**HOW TO COMPLETE THIS TASK**
Set down the data below in full, exactly as it reads, but without the pictures.

====

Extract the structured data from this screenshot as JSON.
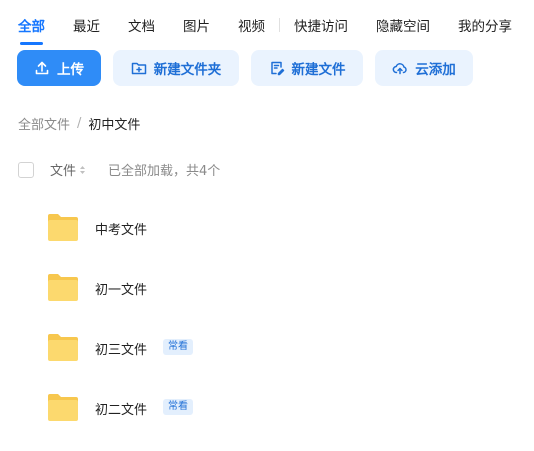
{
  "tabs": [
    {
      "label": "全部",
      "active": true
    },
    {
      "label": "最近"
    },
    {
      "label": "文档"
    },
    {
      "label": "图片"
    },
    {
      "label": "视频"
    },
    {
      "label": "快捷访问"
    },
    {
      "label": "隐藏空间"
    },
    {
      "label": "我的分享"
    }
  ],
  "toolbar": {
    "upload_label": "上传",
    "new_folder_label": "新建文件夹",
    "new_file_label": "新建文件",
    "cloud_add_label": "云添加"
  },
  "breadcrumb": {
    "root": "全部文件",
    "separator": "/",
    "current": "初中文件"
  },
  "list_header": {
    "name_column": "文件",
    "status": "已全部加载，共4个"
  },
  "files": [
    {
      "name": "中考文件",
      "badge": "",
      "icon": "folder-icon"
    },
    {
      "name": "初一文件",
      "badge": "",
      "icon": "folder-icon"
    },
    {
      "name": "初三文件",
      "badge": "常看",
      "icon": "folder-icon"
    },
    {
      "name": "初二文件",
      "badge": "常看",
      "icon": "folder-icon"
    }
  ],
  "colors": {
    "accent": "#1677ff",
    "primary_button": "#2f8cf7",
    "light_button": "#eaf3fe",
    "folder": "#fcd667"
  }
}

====

**RESULT OF THE EXERCISE**
Extract the structured data from this screenshot as JSON.
{
  "tabs": [
    {
      "label": "全部",
      "active": true
    },
    {
      "label": "最近"
    },
    {
      "label": "文档"
    },
    {
      "label": "图片"
    },
    {
      "label": "视频"
    },
    {
      "label": "快捷访问"
    },
    {
      "label": "隐藏空间"
    },
    {
      "label": "我的分享"
    }
  ],
  "toolbar": {
    "upload_label": "上传",
    "new_folder_label": "新建文件夹",
    "new_file_label": "新建文件",
    "cloud_add_label": "云添加"
  },
  "breadcrumb": {
    "root": "全部文件",
    "separator": "/",
    "current": "初中文件"
  },
  "list_header": {
    "name_column": "文件",
    "status": "已全部加载，共4个"
  },
  "files": [
    {
      "name": "中考文件",
      "badge": "",
      "icon": "folder-icon"
    },
    {
      "name": "初一文件",
      "badge": "",
      "icon": "folder-icon"
    },
    {
      "name": "初三文件",
      "badge": "常看",
      "icon": "folder-icon"
    },
    {
      "name": "初二文件",
      "badge": "常看",
      "icon": "folder-icon"
    }
  ],
  "colors": {
    "accent": "#1677ff",
    "primary_button": "#2f8cf7",
    "light_button": "#eaf3fe",
    "folder": "#fcd667"
  }
}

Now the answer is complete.